In case you tuned back out of this part of the world as soon as the drama in Egypt ended, here’s a synopsis: Bahrain is an island nation in the Persian Gulf that has been ruled by the last 200 years by the Khalifa family.  The Khalifa dynasty is Sunni, while the majority of the country is Shi’ite.  Protestors in Bahrain, no doubt inspired by the uprisings in Tunisia and Egypt have taken to the streets, demanding among other things, more democracy and an end to government discrimation against the Shia majority.  Although Bahrain is a kingdom, it does have a parliament, and something resembling a free press. The government has said it will open talks with all elements of society to address their grievances.

Another thing Bahrain has is oil, and perhaps more importantly, lots of oil refineries.  This means that, much like in the UAE and Qatar, Bahrain’s economic figures look more like something you might see in Eastern or Central Europe than the Middle East.  Indeed, while Tunisia’s GDP per capita at Purchasing Power Parity was only $8,600 and Egypt’s all of $5,900, Bahrain’s is $24,000.  The Human Development Index, a measure of well-being that takes into account standards of living, life expectancy and a host of other indicators, puts Bahrain in the highest category (Developed countries), at 39th, just ahead of Portugal.  The arrangement in Bahrain is similar to that in other gulf statelets like Kuwait, Qatar, etc: the government spends some of its massive oil wealth on social welfare programs and direct cash payments to keep the people generally quiescent.  In some ways, Bahrain might be a preview of the UAE and Qatar in a few decades; Bahrain is likely to be the first Gulf state to exhaust its oil reserves.

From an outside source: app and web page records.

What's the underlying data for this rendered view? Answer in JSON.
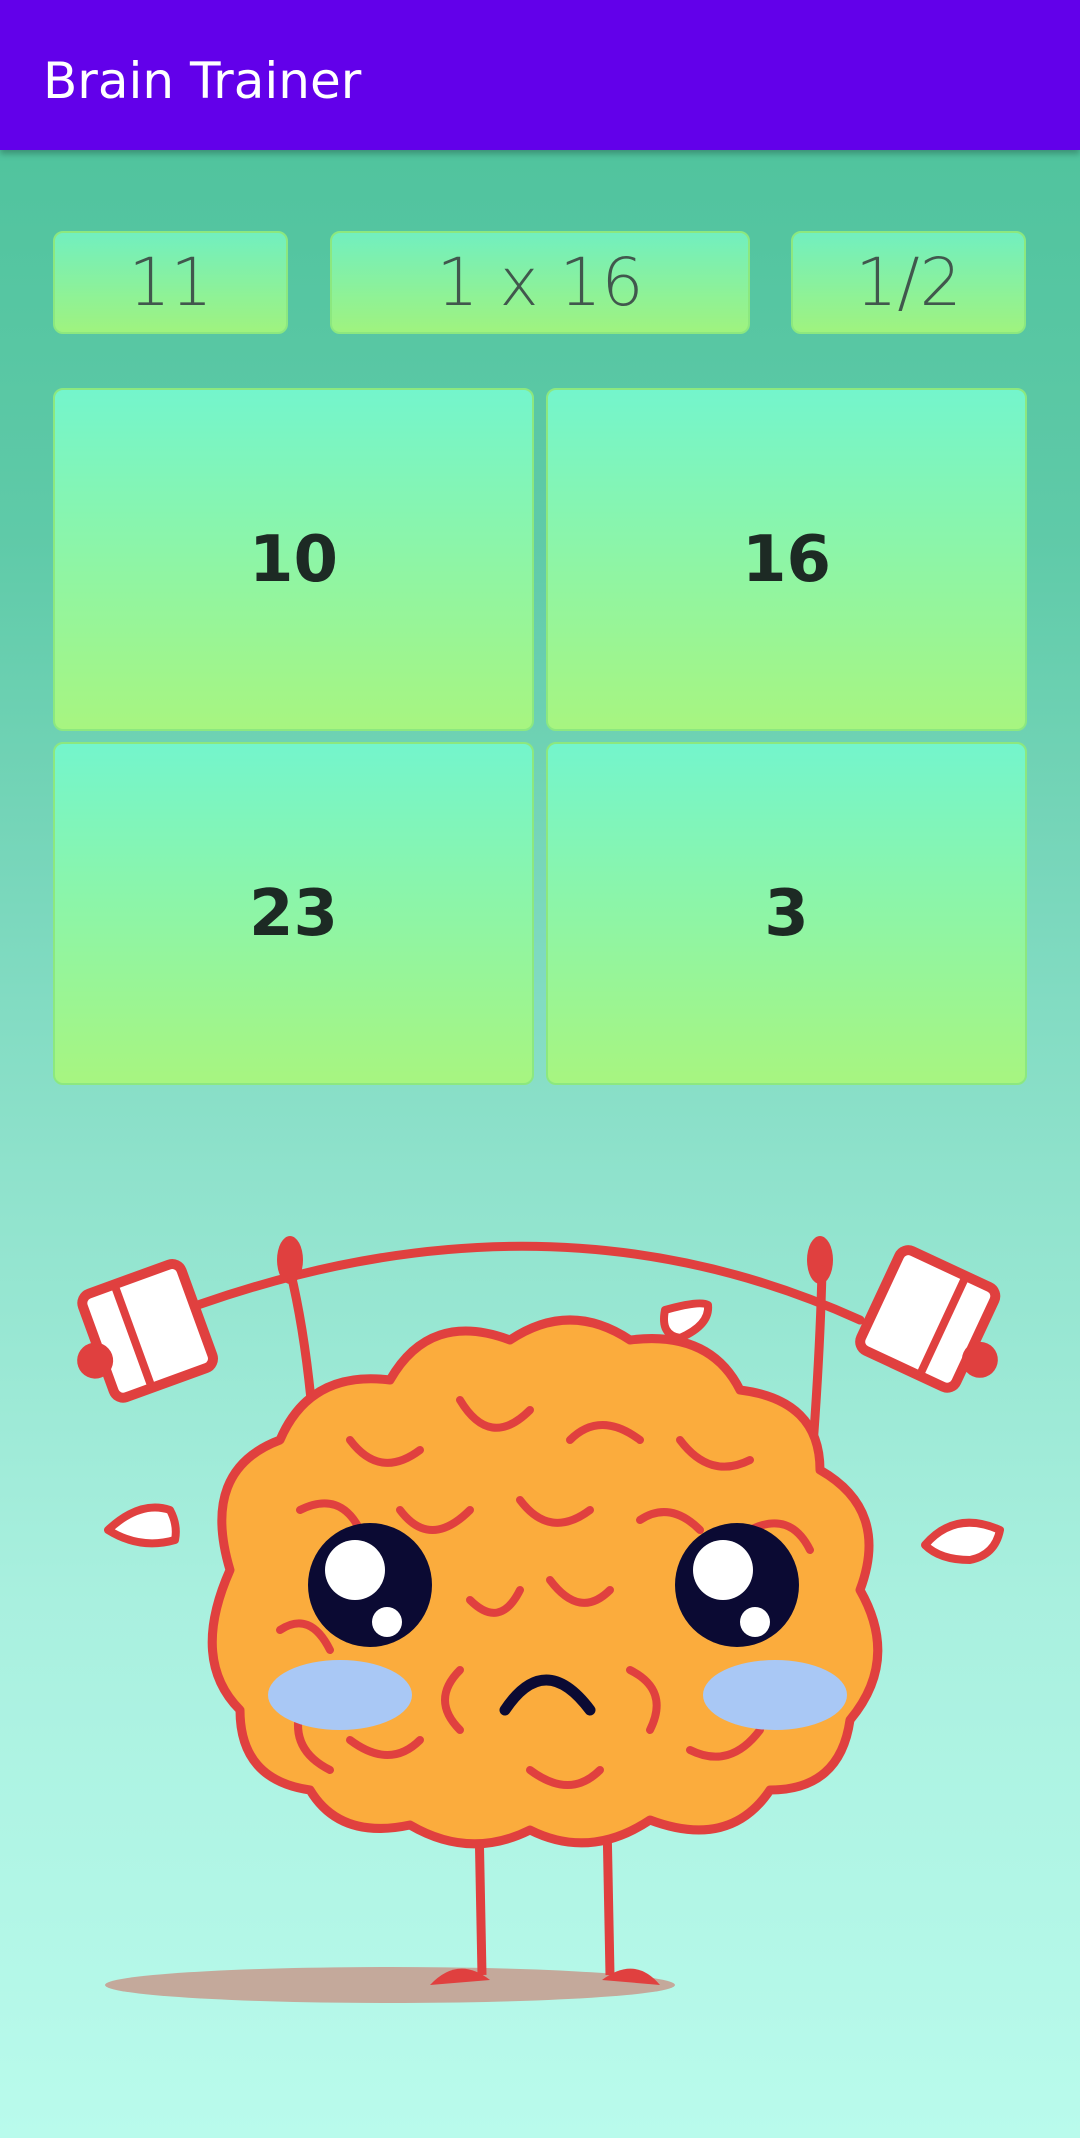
{
  "app_bar": {
    "title": "Brain Trainer"
  },
  "status": {
    "timer": "11",
    "question": "1 x 16",
    "score": "1/2"
  },
  "answers": [
    "10",
    "16",
    "23",
    "3"
  ],
  "colors": {
    "app_bar": "#6200ea",
    "button_top": "#74f5cc",
    "button_bottom": "#a7f580",
    "brain": "#fbac3d",
    "outline": "#e0403f"
  },
  "illustration": {
    "icon": "brain-lifting-barbell-icon"
  }
}
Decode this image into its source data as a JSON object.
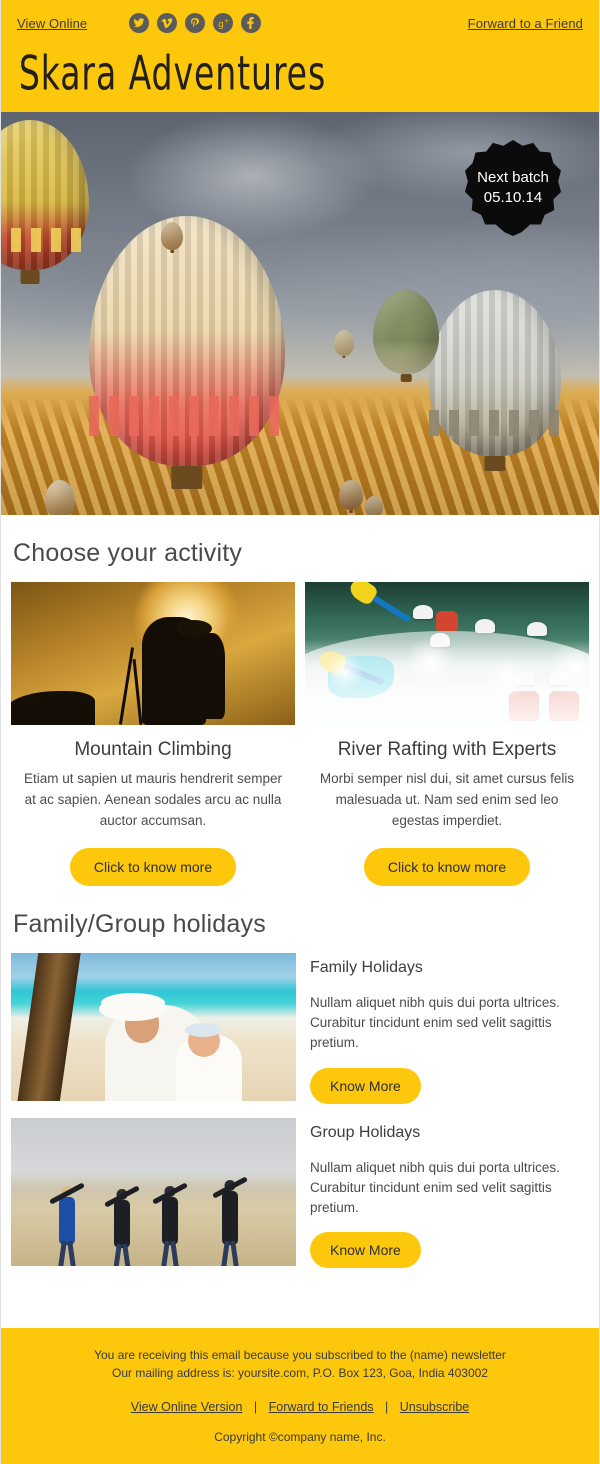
{
  "header": {
    "view_online": "View Online",
    "forward": "Forward to a Friend",
    "brand": "Skara Adventures",
    "social": [
      {
        "name": "twitter-icon",
        "label": "Twitter"
      },
      {
        "name": "vimeo-icon",
        "label": "Vimeo"
      },
      {
        "name": "pinterest-icon",
        "label": "Pinterest"
      },
      {
        "name": "googleplus-icon",
        "label": "Google Plus"
      },
      {
        "name": "facebook-icon",
        "label": "Facebook"
      }
    ]
  },
  "hero": {
    "alt": "Hot air balloons flying over rocky valley at sunrise",
    "badge_line1": "Next batch",
    "badge_line2": "05.10.14"
  },
  "activities": {
    "heading": "Choose your activity",
    "items": [
      {
        "image_alt": "Silhouette of hiker with backpack against sunset",
        "title": "Mountain Climbing",
        "body": "Etiam ut sapien ut mauris hendrerit semper at ac sapien. Aenean sodales arcu ac nulla auctor accumsan.",
        "cta": "Click to know more"
      },
      {
        "image_alt": "Whitewater rafting team paddling through rapids",
        "title": "River Rafting with Experts",
        "body": "Morbi semper nisl dui, sit amet cursus felis malesuada ut. Nam sed enim sed leo egestas imperdiet.",
        "cta": "Click to know more"
      }
    ]
  },
  "holidays": {
    "heading": "Family/Group holidays",
    "items": [
      {
        "image_alt": "Mother and baby on tropical beach under palm tree",
        "title": "Family Holidays",
        "body": "Nullam aliquet nibh quis dui porta ultrices. Curabitur tincidunt enim sed velit sagittis pretium.",
        "cta": "Know More"
      },
      {
        "image_alt": "Four friends jumping on a sand dune",
        "title": "Group Holidays",
        "body": "Nullam aliquet nibh quis dui porta ultrices. Curabitur tincidunt enim sed velit sagittis pretium.",
        "cta": "Know More"
      }
    ]
  },
  "footer": {
    "line1": "You are receiving this email because you subscribed to the (name) newsletter",
    "line2": "Our mailing address is: yoursite.com, P.O. Box 123, Goa, India 403002",
    "link1": "View Online Version",
    "link2": "Forward to Friends",
    "link3": "Unsubscribe",
    "separator": "|",
    "copyright": "Copyright ©company name, Inc."
  },
  "colors": {
    "brand_yellow": "#fdc70c",
    "badge_black": "#0b0b0b",
    "text_dark": "#3d3d3d"
  }
}
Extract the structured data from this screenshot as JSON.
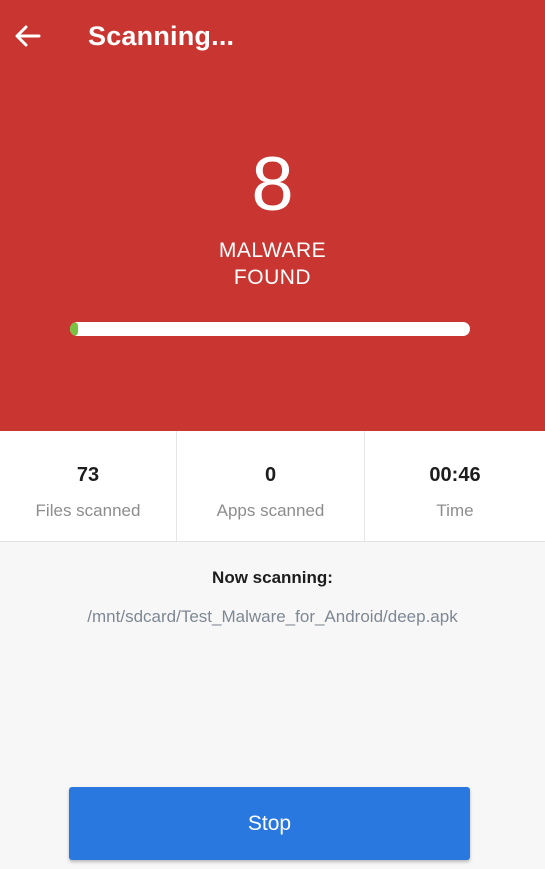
{
  "header": {
    "title": "Scanning...",
    "back_icon": "arrow-left-icon"
  },
  "result": {
    "malware_count": "8",
    "label_line1": "MALWARE",
    "label_line2": "FOUND"
  },
  "progress": {
    "fraction": 0.02
  },
  "stats": [
    {
      "value": "73",
      "label": "Files scanned"
    },
    {
      "value": "0",
      "label": "Apps scanned"
    },
    {
      "value": "00:46",
      "label": "Time"
    }
  ],
  "now_scanning": {
    "heading": "Now scanning:",
    "path": "/mnt/sdcard/Test_Malware_for_Android/deep.apk"
  },
  "actions": {
    "stop_label": "Stop"
  },
  "colors": {
    "header_bg": "#c93631",
    "progress_fill": "#7ac142",
    "stop_button": "#2878df"
  }
}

SO, what does any of this have to do with China? We know the Chinese government was concerned enough about the example the Egyptian masses were setting that historic events got very little coverage in state media, and in fact, the search term “Egypt” was blocked on Sina, China’s equivalent of Twitter. But really, Egypt isn’t much like China: while Egypt stagnated under Mubarak, China’s economy has taken off, surpassing Japan to become the 2nd largest in the world, and in all likelihood, it will pass the US in a decade or so.  Moreover, Egypt has a much younger and more restless population than China.  In Egypt the median age is 24; in China it’s 33.  So China doesn’t really have the same ingredients that led to revolution in Egypt.  And while China probably isn’t that much like Bahrain either, the Chinese Communist Party has made essentially the same bargain with its citizens that the Gulf sheikdoms have: Prosperity in exchange for freedoms.  Of course, massive oil wealth has made it easier for the Gulf states to maintain their end of this bargain, just doling out the revenues; while China has had to work significantly harder, constructing the a large and incredibly efficient industrial export machine.  But the example of Bahrain shows that people won’t accept this trade off forever.

Of course, there are unique factors in Bahrain that don’t necessarily apply to China: sectarian grievances; reliance on a larger neighbor (Saudi Arabia) for money and defence; and perhaps most uniquely, smallness: Bahrain is an island with a population 1/1000th the size of China’s.  But nevertheless, Bahrain might be the wealthiest country to have people take to the streets to overthrow a government (unless one counts Tea Partiers in the US).  All the more reason for China to question its model of social and political development.  And perhaps in the meantime to block searches of “Bahrain” on Baidu.